Can the Greens Deliver at Last?

Natalie Bennett recently announced she will not be standing for re-election as leader of Britain’s Green Party. I’m pleased about that. She should have gone a year ago after the Greens’ dismal performance in the general election.

Of all the main political parties the Green Party is the biggest disappointment: it has so much potential, but delivers so little, a true paper tiger. Only the Greens have a set of policies which, if put into practice, would help to terminate the destruction of our planet that’s currently underway, and end Britain’s economic and social race to the bottom. What they do not have, yet, as Natalie Bennett perfectly showed, is a leadership with the guts to fight for their own policies.

This illustrates one of the many weaknesses of what passes for democracy – the failure of many political leaders to deliver on their own promises and policies. The LibDems showed it in 2010 with their spectacular U-turns on their fine words about tuition fees and banking reform; Blair/Brown did it in the 90’s, with their failure to overturn Thatcherism, as their voters had been promised; Syriza in Greece failed to stand up to the troika, as they’d promised their voters; Obama did it with his failure to close Guantanamo, as promised. As for the Tories, pretending to do anything for anyone other than the 1% (“the NHS is safe in our hands”?)… The notion is simply ridiculous.

So with politicians routinely failing to do what they say, or what their parties stand for, what exactly is the point of democracy?

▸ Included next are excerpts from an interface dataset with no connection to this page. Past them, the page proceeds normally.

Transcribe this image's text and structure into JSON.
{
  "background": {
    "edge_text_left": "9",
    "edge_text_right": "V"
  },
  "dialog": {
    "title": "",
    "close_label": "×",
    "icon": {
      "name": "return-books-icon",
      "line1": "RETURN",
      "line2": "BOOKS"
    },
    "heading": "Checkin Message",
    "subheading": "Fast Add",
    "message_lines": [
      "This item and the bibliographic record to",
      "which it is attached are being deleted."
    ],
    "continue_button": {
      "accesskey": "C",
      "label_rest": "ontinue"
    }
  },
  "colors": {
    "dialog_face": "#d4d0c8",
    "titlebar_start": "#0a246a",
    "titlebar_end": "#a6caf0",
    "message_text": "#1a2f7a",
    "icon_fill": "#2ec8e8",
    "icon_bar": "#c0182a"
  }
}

The principle of democracy promises the most perfect form of government possible; but what we have is not democracy, it’s a type of anti-democracy, a cynical system that keeps the people in permanent oppression by pretending their votes matter. The Americans have perfected the model. They have a system controlled by two political parties which are effectively identical, a system whereby the real rulers stay in power no matter which political party wins an election. Voting in that situation is not just the epitome of pointlessness, it validates it. Yet nonetheless tens of millions of intelligent Americans obediently play the game.

The Greens have policies which could change all this, in Britain at least – by providing direct democracy in ecological nirvana financed with a state-owned public bank. Natalie Bennett failed even to promote this when she had the chance, let alone fight for it. Rank and file Greens are good people who rightly believe in their fine policies. Hopefully they will not be betrayed again by gutless and/or treacherous leadership.

John Andrews is a writer and political activist based in England. His latest booklet is entitled EnMo Economics. Other Non-Fiction books by John are: The People's Constitution (2018 Edition); and The School of Kindness (2018 Edition); and his historical novel The Road to Emily Bay Read other articles by John.